I read the following from Morgan Housel’s /Collaborative Fund blog:
Howard Marks once talked about an investor whose annual results were never ranked in the top quartile, but over a 14-year period he was in the top 4% of all investors. If he keeps those mediocre returns up for another 10 years he may be in the top 1% of his peers – one of the greatest of his generation despite being unmentionable in any given year.
So much focus in investing is on what people can do right now, this year, maybe next year. “What are the best returns I can earn?” seems like such an intuitive question to ask.
But like evolution, that’s not where the magic happens.

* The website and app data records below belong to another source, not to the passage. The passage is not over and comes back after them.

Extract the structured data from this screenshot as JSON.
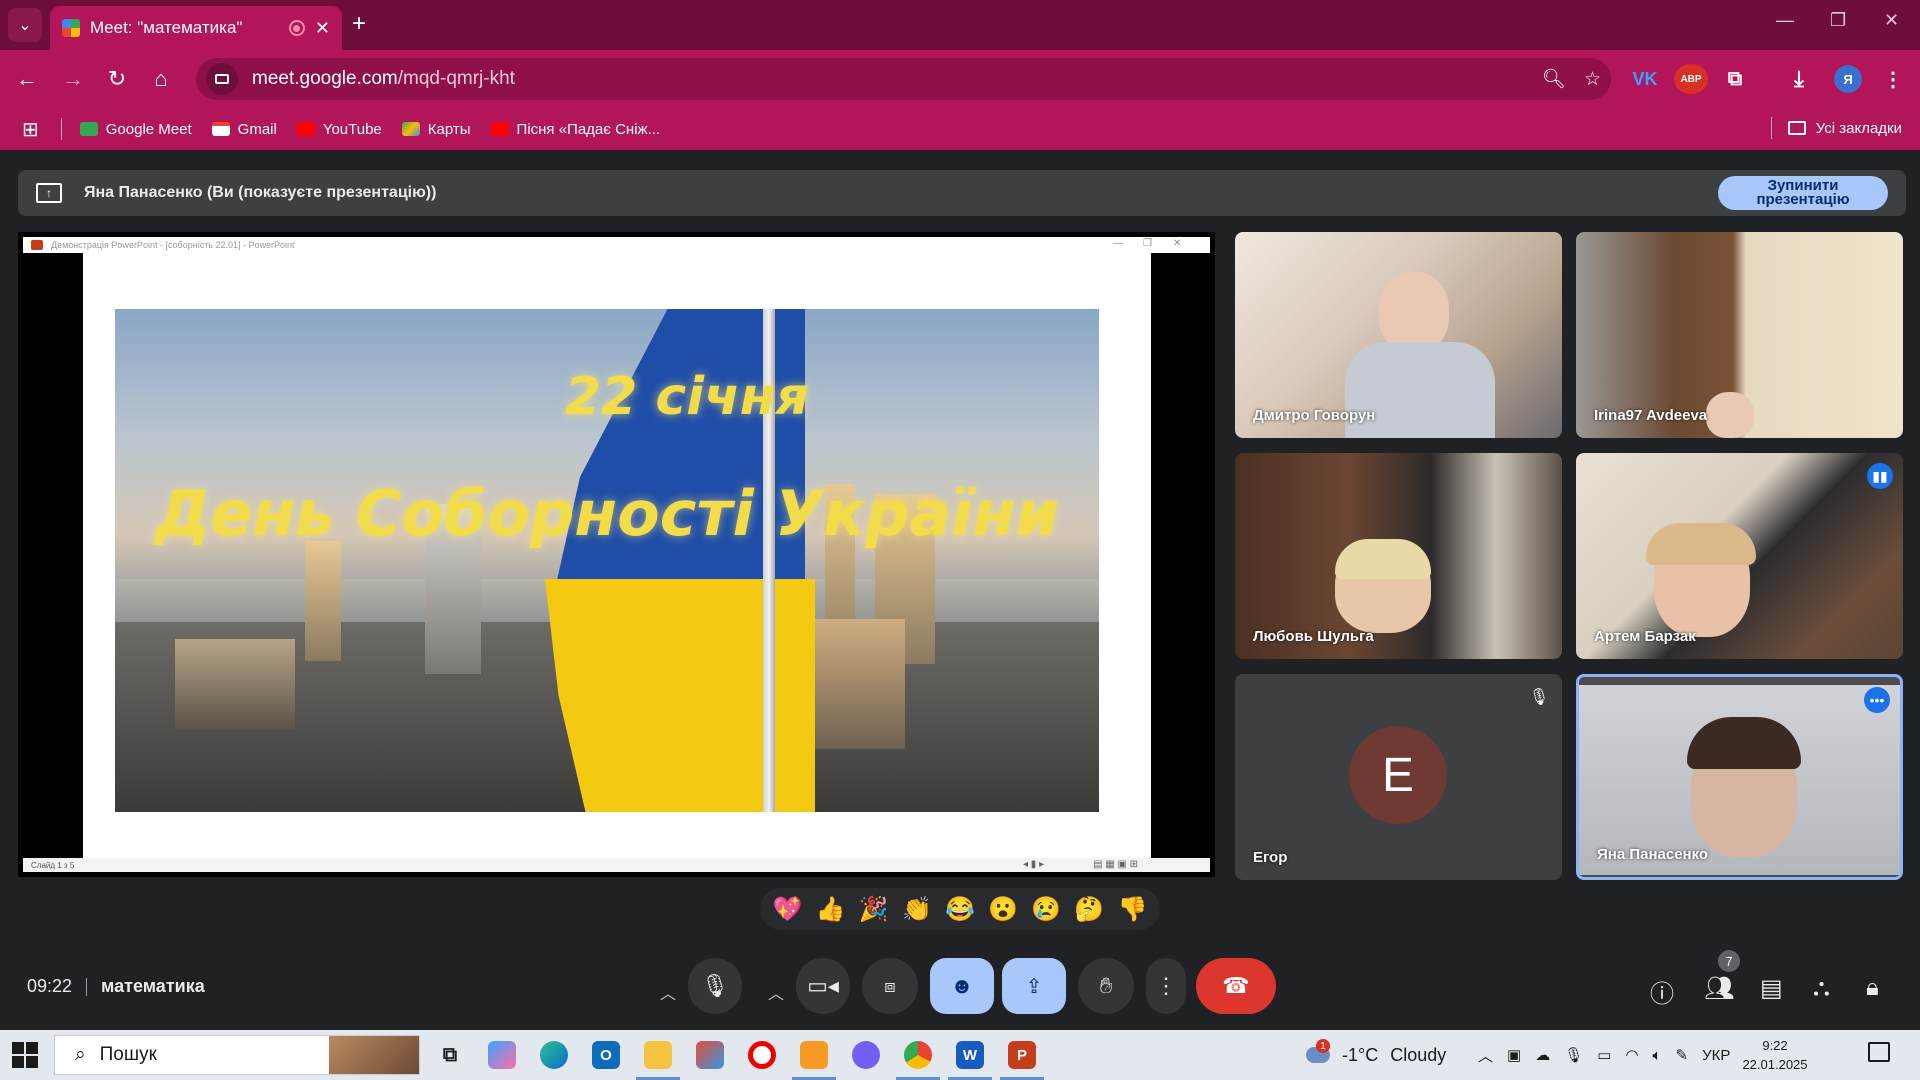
{
  "browser": {
    "tab_title": "Meet: \"математика\"",
    "url_host": "meet.google.com",
    "url_path": "/mqd-qmrj-kht",
    "extensions": [
      "VK",
      "ABP"
    ],
    "profile_initial": "Я",
    "bookmarks": [
      {
        "label": "Google Meet",
        "color": "#34a853"
      },
      {
        "label": "Gmail",
        "color": "#ea4335"
      },
      {
        "label": "YouTube",
        "color": "#ff0000"
      },
      {
        "label": "Карты",
        "color": "#4285f4"
      },
      {
        "label": "Пісня «Падає Сніж...",
        "color": "#ff0000"
      }
    ],
    "all_bookmarks_label": "Усі закладки"
  },
  "meet": {
    "presenting_text": "Яна Панасенко (Ви (показуєте презентацію))",
    "stop_button": "Зупинити презентацію",
    "ppt_window_title": "Демонстрація PowerPoint - [соборність 22.01] - PowerPoint",
    "ppt_status": "Слайд 1 з 5",
    "slide": {
      "line1": "22 січня",
      "line2": "День Соборності України"
    },
    "participants": [
      {
        "name": "Дмитро Говорун"
      },
      {
        "name": "Irina97 Avdeeva"
      },
      {
        "name": "Любовь Шульга"
      },
      {
        "name": "Артем Барзак"
      },
      {
        "name": "Егор",
        "initial": "Е"
      },
      {
        "name": "Яна Панасенко"
      }
    ],
    "reactions": [
      "💖",
      "👍",
      "🎉",
      "👏",
      "😂",
      "😮",
      "😢",
      "🤔",
      "👎"
    ],
    "time": "09:22",
    "meeting_name": "математика",
    "people_count": "7"
  },
  "taskbar": {
    "search_placeholder": "Пошук",
    "weather_temp": "-1°C",
    "weather_desc": "Cloudy",
    "weather_badge": "1",
    "language": "УКР",
    "time": "9:22",
    "date": "22.01.2025"
  },
  "colors": {
    "tab_strip": "#6d0e3b",
    "chrome": "#b3155a",
    "meet_bg": "#202124",
    "accent": "#a8c7fa",
    "end_call": "#dc362e"
  }
}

If you understand the math behind compounding you realize the most important question is not “How can I earn the highest returns?” It’s, “What are the best returns I can sustain for the longest period of time?”
That’s not to say good returns don’t matter. Of course they do. Just that they matter less than how long your returns can be earned for. “Excellent for a few years” is not nearly as powerful as “pretty good for a long time.” And few things can beat, “average for a very long time.” Average returns for an above-average period of time leads to extreme returns.
“The only thing that matters is where you are in the long run,” Marks said.
That’s the second lesson: Less focus on change, more focus on the exponent.
I thought it was an interesting idea that if you invest with average returns, but do so for an above-average period of time, you can be within the top 4% (or even 1%!) of investors over your whole investing career.
The whole article is here, if interested:
Nature Shows How This All Works · Collaborative Fund